It is too early to say whether the country is going to have a blanket approach to repatriation or amnesty when dealing with the high numbers of “irregularised” foreigners in South Africa.
Dr Clinton Swemmer, acting co-ordinator for intelligence in the National Intelligence Coordinating Committee, was addressing the ad hoc committee that is probing violence against foreigners.
Swemmer, with Minister in the Presidency Jeff Radebe, addressed Parliament on Tuesday on the country’s migration policy, the root causes of violence against foreigners and government’s responses to some of these challenges.
Swemmer said there are high numbers of foreigners – about 2.5 million – in the country illegally. But simply repatriating all of them is not a solution.
“We, as government, are going to have to move carefully in dealing with this matter because many foreigners are integrated into our communities. They have married South Africans, they have families.”
He said foreigners’ rights as members of communities have to be respected and a well-thought-out approach is needed to deal with the numbers.
“The department of home affairs’ review of our migration policy is going to give us the key in terms of how we deal with this.
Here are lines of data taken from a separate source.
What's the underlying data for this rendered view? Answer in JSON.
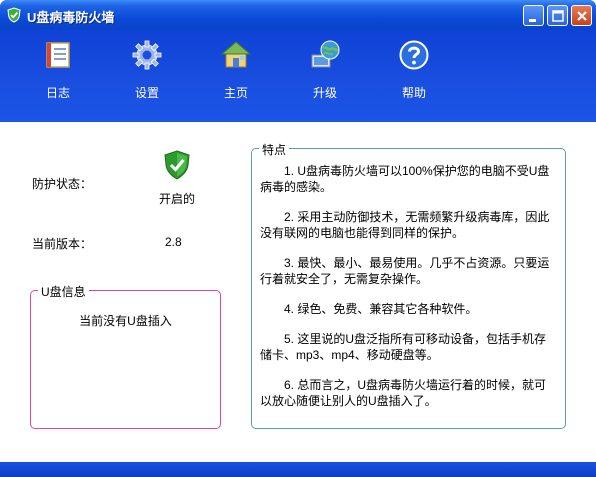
{
  "window": {
    "title": "U盘病毒防火墙"
  },
  "toolbar": {
    "items": [
      {
        "label": "日志",
        "icon": "log-icon"
      },
      {
        "label": "设置",
        "icon": "gear-icon"
      },
      {
        "label": "主页",
        "icon": "home-icon"
      },
      {
        "label": "升级",
        "icon": "upgrade-icon"
      },
      {
        "label": "帮助",
        "icon": "help-icon"
      }
    ]
  },
  "status": {
    "protection_label": "防护状态：",
    "protection_value": "开启的",
    "version_label": "当前版本：",
    "version_value": "2.8"
  },
  "usb_info": {
    "title": "U盘信息",
    "message": "当前没有U盘插入"
  },
  "features": {
    "title": "特点",
    "items": [
      "1. U盘病毒防火墙可以100%保护您的电脑不受U盘病毒的感染。",
      "2. 采用主动防御技术，无需频繁升级病毒库，因此没有联网的电脑也能得到同样的保护。",
      "3. 最快、最小、最易使用。几乎不占资源。只要运行着就安全了，无需复杂操作。",
      "4. 绿色、免费、兼容其它各种软件。",
      "5. 这里说的U盘泛指所有可移动设备，包括手机存储卡、mp3、mp4、移动硬盘等。",
      "6. 总而言之，U盘病毒防火墙运行着的时候，就可以放心随便让别人的U盘插入了。"
    ]
  },
  "colors": {
    "title_bar": "#0a4bd8",
    "toolbar": "#1a4fe0",
    "shield": "#2e9a2e",
    "usb_group_border": "#d9479e",
    "features_group_border": "#5fa0a8"
  }
}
It would be premature at this time to say we are going to have a blanket approach to repatriation or we are going to have an amnesty.”
Radebe said the inter-ministerial committee, set up after the outbreak of violence against foreigners in the country earlier this year, had concluded that South Africans are not xenophobic.
He said he hoped the committee, which has to give its report to Parliament by November 20, would agree with this.
The socioeconomic impact of the high numbers of particularly low-skilled foreigners living in the country is the primary cause of the violence, he said.
Detailing some of the most popular entry points into the country, Radebe said most Nigerians enter through OR Tambo airport, while Pakistanis and Bangladesh nationals sometimes make use of international criminal syndicates to enter South Africa.
“Mozambique is a concern in terms of being the hub where syndicates facilitate the illegal entry of criminals into South Africa. This is followed by Lesotho and Zimbabwe.”